■ Source records:
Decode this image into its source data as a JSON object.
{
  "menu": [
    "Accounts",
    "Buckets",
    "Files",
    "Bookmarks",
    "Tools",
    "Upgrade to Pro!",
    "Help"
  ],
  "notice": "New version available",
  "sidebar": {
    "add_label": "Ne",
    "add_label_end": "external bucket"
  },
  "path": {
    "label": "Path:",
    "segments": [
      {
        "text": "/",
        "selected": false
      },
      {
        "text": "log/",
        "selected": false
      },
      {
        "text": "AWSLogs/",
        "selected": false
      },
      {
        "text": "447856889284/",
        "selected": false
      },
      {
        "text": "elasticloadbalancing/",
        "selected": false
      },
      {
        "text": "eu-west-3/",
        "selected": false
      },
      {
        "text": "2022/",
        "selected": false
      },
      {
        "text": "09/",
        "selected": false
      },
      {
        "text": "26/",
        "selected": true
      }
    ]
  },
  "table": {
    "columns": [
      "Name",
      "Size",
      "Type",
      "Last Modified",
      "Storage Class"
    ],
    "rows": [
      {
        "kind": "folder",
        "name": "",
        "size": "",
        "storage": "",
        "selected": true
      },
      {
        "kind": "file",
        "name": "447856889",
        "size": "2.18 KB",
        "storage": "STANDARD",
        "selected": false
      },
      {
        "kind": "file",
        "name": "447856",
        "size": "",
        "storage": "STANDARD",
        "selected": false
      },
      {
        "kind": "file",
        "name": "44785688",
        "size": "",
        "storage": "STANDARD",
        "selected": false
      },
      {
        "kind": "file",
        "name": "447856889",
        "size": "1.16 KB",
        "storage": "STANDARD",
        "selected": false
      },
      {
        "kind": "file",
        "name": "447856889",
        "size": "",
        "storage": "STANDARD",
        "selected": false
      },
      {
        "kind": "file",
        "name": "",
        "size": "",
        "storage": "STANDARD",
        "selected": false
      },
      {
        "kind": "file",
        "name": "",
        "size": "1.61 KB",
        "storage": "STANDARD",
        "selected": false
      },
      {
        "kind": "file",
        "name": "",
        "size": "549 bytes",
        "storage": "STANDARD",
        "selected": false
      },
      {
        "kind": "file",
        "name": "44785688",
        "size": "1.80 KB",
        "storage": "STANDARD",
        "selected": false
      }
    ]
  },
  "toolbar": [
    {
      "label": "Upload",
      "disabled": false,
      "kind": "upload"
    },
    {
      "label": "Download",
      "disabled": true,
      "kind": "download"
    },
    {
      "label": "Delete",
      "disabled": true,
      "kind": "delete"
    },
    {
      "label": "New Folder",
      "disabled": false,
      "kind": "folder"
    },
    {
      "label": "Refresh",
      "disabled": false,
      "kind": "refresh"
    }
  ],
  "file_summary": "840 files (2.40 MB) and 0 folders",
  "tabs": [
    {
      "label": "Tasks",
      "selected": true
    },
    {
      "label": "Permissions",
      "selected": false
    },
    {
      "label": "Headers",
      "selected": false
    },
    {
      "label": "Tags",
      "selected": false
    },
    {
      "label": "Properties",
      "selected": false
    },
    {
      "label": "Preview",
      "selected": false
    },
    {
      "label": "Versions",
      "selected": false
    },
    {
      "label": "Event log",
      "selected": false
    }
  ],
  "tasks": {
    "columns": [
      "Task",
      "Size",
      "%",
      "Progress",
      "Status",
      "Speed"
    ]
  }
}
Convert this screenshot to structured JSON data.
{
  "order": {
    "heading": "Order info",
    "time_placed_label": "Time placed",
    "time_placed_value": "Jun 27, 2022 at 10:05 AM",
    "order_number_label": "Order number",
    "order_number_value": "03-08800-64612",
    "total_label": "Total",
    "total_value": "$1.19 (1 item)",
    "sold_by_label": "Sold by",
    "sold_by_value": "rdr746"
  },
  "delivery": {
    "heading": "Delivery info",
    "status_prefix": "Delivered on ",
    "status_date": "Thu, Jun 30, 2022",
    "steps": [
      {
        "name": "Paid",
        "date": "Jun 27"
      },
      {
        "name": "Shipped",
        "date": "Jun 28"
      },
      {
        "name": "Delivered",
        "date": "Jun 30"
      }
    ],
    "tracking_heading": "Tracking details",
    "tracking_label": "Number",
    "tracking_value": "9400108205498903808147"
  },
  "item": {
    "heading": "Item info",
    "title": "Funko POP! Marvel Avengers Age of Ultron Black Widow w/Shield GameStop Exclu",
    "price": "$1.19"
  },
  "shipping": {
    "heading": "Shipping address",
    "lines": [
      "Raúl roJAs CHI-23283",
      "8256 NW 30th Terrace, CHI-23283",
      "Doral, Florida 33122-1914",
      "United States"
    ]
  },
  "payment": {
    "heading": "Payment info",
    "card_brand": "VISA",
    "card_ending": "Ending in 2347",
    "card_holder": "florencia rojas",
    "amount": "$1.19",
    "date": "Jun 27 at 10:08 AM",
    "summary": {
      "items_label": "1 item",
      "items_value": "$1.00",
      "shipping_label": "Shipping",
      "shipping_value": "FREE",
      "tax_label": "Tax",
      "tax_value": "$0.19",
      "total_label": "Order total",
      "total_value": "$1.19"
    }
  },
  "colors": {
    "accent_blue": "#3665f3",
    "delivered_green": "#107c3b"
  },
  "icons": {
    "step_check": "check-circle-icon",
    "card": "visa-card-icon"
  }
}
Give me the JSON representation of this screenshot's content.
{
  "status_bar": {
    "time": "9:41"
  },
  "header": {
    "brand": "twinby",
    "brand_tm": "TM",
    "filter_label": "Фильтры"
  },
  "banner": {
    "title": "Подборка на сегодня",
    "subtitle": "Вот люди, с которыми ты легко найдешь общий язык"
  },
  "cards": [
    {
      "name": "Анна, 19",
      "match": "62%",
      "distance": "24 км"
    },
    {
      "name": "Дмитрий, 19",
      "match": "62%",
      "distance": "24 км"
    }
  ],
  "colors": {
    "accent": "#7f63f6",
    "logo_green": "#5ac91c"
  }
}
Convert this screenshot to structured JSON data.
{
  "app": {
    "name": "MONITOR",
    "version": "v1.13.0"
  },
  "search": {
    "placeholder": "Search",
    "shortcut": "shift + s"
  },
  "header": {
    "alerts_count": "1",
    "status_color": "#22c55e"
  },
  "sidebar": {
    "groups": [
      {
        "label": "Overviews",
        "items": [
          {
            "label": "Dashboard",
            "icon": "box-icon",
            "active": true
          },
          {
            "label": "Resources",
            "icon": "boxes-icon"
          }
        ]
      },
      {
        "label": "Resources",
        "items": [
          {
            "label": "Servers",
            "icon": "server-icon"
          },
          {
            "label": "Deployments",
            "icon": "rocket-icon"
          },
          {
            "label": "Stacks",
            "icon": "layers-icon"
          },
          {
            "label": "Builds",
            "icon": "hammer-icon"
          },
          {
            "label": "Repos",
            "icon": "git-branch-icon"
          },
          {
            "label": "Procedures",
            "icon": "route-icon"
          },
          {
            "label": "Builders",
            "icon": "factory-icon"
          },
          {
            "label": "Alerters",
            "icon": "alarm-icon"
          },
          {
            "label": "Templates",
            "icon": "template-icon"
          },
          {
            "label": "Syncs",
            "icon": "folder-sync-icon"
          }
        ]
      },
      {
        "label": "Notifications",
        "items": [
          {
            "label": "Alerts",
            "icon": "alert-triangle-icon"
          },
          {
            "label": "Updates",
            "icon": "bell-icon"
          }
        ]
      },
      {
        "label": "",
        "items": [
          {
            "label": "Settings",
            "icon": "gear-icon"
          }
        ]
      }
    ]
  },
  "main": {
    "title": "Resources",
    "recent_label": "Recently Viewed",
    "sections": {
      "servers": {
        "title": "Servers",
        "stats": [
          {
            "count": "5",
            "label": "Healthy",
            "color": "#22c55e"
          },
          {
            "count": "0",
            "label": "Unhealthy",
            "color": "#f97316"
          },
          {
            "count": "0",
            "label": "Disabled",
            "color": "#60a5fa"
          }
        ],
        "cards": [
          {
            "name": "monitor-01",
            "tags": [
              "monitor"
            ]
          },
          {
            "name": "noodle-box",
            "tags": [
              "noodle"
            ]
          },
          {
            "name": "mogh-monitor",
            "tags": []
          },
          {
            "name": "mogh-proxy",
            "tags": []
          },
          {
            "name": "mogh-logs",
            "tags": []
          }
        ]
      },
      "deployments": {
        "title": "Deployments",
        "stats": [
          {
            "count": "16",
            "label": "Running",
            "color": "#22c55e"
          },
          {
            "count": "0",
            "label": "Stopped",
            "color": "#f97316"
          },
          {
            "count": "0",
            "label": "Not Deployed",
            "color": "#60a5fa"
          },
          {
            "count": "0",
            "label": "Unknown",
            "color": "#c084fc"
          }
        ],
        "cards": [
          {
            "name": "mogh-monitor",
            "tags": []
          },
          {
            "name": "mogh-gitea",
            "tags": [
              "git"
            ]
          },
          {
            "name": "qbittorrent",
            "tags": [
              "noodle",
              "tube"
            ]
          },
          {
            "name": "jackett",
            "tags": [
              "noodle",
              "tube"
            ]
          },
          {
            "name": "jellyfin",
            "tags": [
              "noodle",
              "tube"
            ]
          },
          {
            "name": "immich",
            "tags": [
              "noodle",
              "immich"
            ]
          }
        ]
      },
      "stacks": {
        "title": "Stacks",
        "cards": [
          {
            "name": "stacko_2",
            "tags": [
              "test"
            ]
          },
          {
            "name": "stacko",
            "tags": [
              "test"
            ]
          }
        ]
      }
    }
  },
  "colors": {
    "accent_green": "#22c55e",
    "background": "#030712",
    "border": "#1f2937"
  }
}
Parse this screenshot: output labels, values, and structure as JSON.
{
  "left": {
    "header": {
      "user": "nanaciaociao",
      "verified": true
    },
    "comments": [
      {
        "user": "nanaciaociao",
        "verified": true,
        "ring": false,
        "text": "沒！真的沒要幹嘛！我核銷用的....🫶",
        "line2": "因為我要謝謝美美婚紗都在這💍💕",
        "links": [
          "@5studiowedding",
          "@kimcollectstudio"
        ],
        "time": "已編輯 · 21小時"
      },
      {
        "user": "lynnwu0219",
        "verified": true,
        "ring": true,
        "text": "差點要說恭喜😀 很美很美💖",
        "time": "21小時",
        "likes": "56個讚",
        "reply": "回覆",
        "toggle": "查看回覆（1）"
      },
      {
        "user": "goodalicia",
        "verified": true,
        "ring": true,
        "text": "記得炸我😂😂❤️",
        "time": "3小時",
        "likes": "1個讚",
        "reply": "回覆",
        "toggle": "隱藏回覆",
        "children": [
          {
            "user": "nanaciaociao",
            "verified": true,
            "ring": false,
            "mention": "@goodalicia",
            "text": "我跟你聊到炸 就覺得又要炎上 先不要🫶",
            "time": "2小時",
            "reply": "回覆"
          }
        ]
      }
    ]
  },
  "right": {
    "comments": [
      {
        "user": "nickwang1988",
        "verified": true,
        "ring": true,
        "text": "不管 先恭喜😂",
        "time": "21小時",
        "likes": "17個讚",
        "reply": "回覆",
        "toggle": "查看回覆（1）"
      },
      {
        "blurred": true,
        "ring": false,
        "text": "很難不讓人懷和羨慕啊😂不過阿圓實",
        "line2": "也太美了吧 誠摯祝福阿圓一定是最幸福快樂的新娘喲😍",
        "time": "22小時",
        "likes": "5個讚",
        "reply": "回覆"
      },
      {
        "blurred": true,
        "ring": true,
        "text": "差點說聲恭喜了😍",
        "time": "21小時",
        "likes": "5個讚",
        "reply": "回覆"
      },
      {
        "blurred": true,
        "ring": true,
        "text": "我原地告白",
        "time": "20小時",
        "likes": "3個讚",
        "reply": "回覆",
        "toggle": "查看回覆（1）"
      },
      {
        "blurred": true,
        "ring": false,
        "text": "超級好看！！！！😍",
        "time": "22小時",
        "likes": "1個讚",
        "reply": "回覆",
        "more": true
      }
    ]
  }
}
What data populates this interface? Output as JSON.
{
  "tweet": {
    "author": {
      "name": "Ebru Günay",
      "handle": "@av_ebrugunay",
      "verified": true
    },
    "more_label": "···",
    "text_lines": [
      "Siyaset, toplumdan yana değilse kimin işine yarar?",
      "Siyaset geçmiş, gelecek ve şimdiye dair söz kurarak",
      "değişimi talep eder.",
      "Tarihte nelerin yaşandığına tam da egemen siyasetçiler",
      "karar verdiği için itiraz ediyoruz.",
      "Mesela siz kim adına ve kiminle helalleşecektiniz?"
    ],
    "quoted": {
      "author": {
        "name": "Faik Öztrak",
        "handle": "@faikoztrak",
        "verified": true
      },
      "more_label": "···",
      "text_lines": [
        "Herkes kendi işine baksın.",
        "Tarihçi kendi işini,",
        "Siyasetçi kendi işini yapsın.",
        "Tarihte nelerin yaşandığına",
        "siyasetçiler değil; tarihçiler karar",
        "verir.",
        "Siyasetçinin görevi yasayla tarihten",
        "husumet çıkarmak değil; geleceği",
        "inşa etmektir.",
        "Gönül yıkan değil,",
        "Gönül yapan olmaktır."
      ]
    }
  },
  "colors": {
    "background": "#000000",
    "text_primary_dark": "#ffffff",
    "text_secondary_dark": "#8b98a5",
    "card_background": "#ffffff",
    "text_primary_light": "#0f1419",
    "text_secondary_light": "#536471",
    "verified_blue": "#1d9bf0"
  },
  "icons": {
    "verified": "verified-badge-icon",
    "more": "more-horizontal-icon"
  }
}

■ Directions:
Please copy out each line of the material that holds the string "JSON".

■ Answer box:
Decode this image into its source data as a JSON object.
Convert this screenshot to structured JSON data.
Give me the JSON representation of this screenshot's content.
Convert this screenshot to structured JSON data.
Parse this screenshot: output labels, values, and structure as JSON.
What data populates this interface? Output as JSON.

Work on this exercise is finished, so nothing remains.